  • Gain insight into the broad project tracking/portfolio management practices and needs across City departments.
  • Identify and gain insight into the detailed needs of a subset of City departments that would benefit most from a new project tracking/portfolio management solution.
  • Gain insight into the type of information departments want to share with residents and other City departments.
  • Gain insight into the knowledge residents and City staff want to gain regarding City projects.
  • Gain insight into how users want to interact with information provided in a project tracking tool.
  • Gain insight into the level of interest residents and City staff have to engage with City projects.
  • Gain insight into the user experience of existing “Smart” and open government project tracking tools.
  • Form design implications based on insights to guide the prototype and test phase of the project.

Research plan

Desk Research

We researched project tracking tools, processes, and capabilities for City of Austin projects, as well as practices and tools used by other governments.

Main research questions we sought to understand:

  • What project tracking tools and project management systems currently exist at the City?
  • Who and how many are using existing public facing project reporting/tracking tools (CIVIC, new Bond Tool?, etc.)?
  • What project information/data are City staff already collecting?
  • How many “smart” and open government projects are active, planned or completed at the City of Austin?
  • How might we bin departments/offices by current capabilities and infrastructure?

Competitive Analysis: “Best in class” - what online portfolio management/project tracking tools are already out there?
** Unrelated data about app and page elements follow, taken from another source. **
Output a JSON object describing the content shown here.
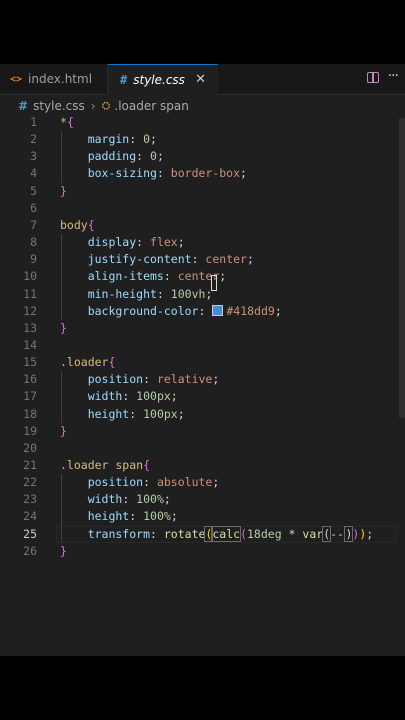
{
  "tabs": [
    {
      "icon": "<>",
      "label": "index.html",
      "active": false
    },
    {
      "icon": "#",
      "label": "style.css",
      "active": true,
      "close": "✕"
    }
  ],
  "breadcrumb": {
    "file": "style.css",
    "symbol": ".loader span"
  },
  "editor": {
    "current_line": 25
  },
  "code_lines": [
    {
      "n": "1",
      "tokens": [
        [
          "t-sel",
          "*"
        ],
        [
          "t-brace",
          "{"
        ]
      ]
    },
    {
      "n": "2",
      "tokens": [
        [
          "t-prop",
          "    margin"
        ],
        [
          "t-punc",
          ": "
        ],
        [
          "t-num",
          "0"
        ],
        [
          "t-punc",
          ";"
        ]
      ]
    },
    {
      "n": "3",
      "tokens": [
        [
          "t-prop",
          "    padding"
        ],
        [
          "t-punc",
          ": "
        ],
        [
          "t-num",
          "0"
        ],
        [
          "t-punc",
          ";"
        ]
      ]
    },
    {
      "n": "4",
      "tokens": [
        [
          "t-prop",
          "    box-sizing"
        ],
        [
          "t-punc",
          ": "
        ],
        [
          "t-val",
          "border-box"
        ],
        [
          "t-punc",
          ";"
        ]
      ]
    },
    {
      "n": "5",
      "tokens": [
        [
          "t-brace",
          "}"
        ]
      ]
    },
    {
      "n": "6",
      "tokens": []
    },
    {
      "n": "7",
      "tokens": [
        [
          "t-sel",
          "body"
        ],
        [
          "t-brace",
          "{"
        ]
      ]
    },
    {
      "n": "8",
      "tokens": [
        [
          "t-prop",
          "    display"
        ],
        [
          "t-punc",
          ": "
        ],
        [
          "t-val",
          "flex"
        ],
        [
          "t-punc",
          ";"
        ]
      ]
    },
    {
      "n": "9",
      "tokens": [
        [
          "t-prop",
          "    justify-content"
        ],
        [
          "t-punc",
          ": "
        ],
        [
          "t-val",
          "center"
        ],
        [
          "t-punc",
          ";"
        ]
      ]
    },
    {
      "n": "10",
      "tokens": [
        [
          "t-prop",
          "    align-items"
        ],
        [
          "t-punc",
          ": "
        ],
        [
          "t-val",
          "center"
        ],
        [
          "t-punc",
          ";"
        ]
      ]
    },
    {
      "n": "11",
      "tokens": [
        [
          "t-prop",
          "    min-height"
        ],
        [
          "t-punc",
          ": "
        ],
        [
          "t-num",
          "100vh"
        ],
        [
          "t-punc",
          ";"
        ]
      ]
    },
    {
      "n": "12",
      "tokens": [
        [
          "t-prop",
          "    background-color"
        ],
        [
          "t-punc",
          ": "
        ],
        [
          "swatch",
          "#418dd9"
        ],
        [
          "t-val",
          "#418dd9"
        ],
        [
          "t-punc",
          ";"
        ]
      ]
    },
    {
      "n": "13",
      "tokens": [
        [
          "t-brace",
          "}"
        ]
      ]
    },
    {
      "n": "14",
      "tokens": []
    },
    {
      "n": "15",
      "tokens": [
        [
          "t-sel",
          ".loader"
        ],
        [
          "t-brace",
          "{"
        ]
      ]
    },
    {
      "n": "16",
      "tokens": [
        [
          "t-prop",
          "    position"
        ],
        [
          "t-punc",
          ": "
        ],
        [
          "t-val",
          "relative"
        ],
        [
          "t-punc",
          ";"
        ]
      ]
    },
    {
      "n": "17",
      "tokens": [
        [
          "t-prop",
          "    width"
        ],
        [
          "t-punc",
          ": "
        ],
        [
          "t-num",
          "100px"
        ],
        [
          "t-punc",
          ";"
        ]
      ]
    },
    {
      "n": "18",
      "tokens": [
        [
          "t-prop",
          "    height"
        ],
        [
          "t-punc",
          ": "
        ],
        [
          "t-num",
          "100px"
        ],
        [
          "t-punc",
          ";"
        ]
      ]
    },
    {
      "n": "19",
      "tokens": [
        [
          "t-brace",
          "}"
        ]
      ]
    },
    {
      "n": "20",
      "tokens": []
    },
    {
      "n": "21",
      "tokens": [
        [
          "t-sel",
          ".loader span"
        ],
        [
          "t-brace",
          "{"
        ]
      ]
    },
    {
      "n": "22",
      "tokens": [
        [
          "t-prop",
          "    position"
        ],
        [
          "t-punc",
          ": "
        ],
        [
          "t-val",
          "absolute"
        ],
        [
          "t-punc",
          ";"
        ]
      ]
    },
    {
      "n": "23",
      "tokens": [
        [
          "t-prop",
          "    width"
        ],
        [
          "t-punc",
          ": "
        ],
        [
          "t-num",
          "100%"
        ],
        [
          "t-punc",
          ";"
        ]
      ]
    },
    {
      "n": "24",
      "tokens": [
        [
          "t-prop",
          "    height"
        ],
        [
          "t-punc",
          ": "
        ],
        [
          "t-num",
          "100%"
        ],
        [
          "t-punc",
          ";"
        ]
      ]
    },
    {
      "n": "25",
      "tokens": [
        [
          "t-prop",
          "    transform"
        ],
        [
          "t-punc",
          ": "
        ],
        [
          "t-fn",
          "rotate"
        ],
        [
          "t-brace2 bm",
          "("
        ],
        [
          "t-fn bm",
          "calc"
        ],
        [
          "t-brace",
          "("
        ],
        [
          "t-num",
          "18deg"
        ],
        [
          "t-punc",
          " * "
        ],
        [
          "t-fn",
          "var"
        ],
        [
          "t-punc bm",
          "("
        ],
        [
          "t-prop",
          "--"
        ],
        [
          "caret",
          ""
        ],
        [
          "t-punc bm",
          ")"
        ],
        [
          "t-brace",
          ")"
        ],
        [
          "t-brace2",
          ")"
        ],
        [
          "t-punc",
          ";"
        ]
      ]
    },
    {
      "n": "26",
      "tokens": [
        [
          "t-brace",
          "}"
        ]
      ]
    }
  ]
}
Ex. UK, Canada, Mexico, etc.

Documentation from our desk research is here.

List of project tracking tools currently at use by City of Austin departments is here.

Field Research

Conducted in-person interviews with City of Austin staff and members of the public to understand needs, desires, and capabilities for tracking project information.

  • City staff interviews: Conducted 3 group discussions with City staff (7-10 per interview) from various departments in June 2017.
  • Public stakeholder interviews: Conducted 8 in-person interviews with community members active in local issues, between June-August 2017.

Synthesis Methods

Interview Debriefs: Concluded each interview with an immediate 30-60-minute debrief to document on post-it notes key quotes, stories, and takeaways. Post-its were color coded as followed:

  • Teal - knowledge and facts

  • Rose - experiences

  • Magenta - quotes

  • Lime - ideas and suggestions

  • Orange - questions

Pattern Identification: Clustered takeaways from the interviews and identified key themes. These patterns continued to be merged, resorted, and/or eliminated throughout synthesis. We labeled each theme.

Insight Generation: Came up with statements of truth based on patterns identified from the interviews. These statements describe “what is” and try to reveal the truth, needs, and experiences of people involved.

Identification of User Stories: Drafted statements of what users of a project tracking tool need (known as user stories). User stories inform how we design and build a project tracking tool.

Photos and artifacts from research synthesis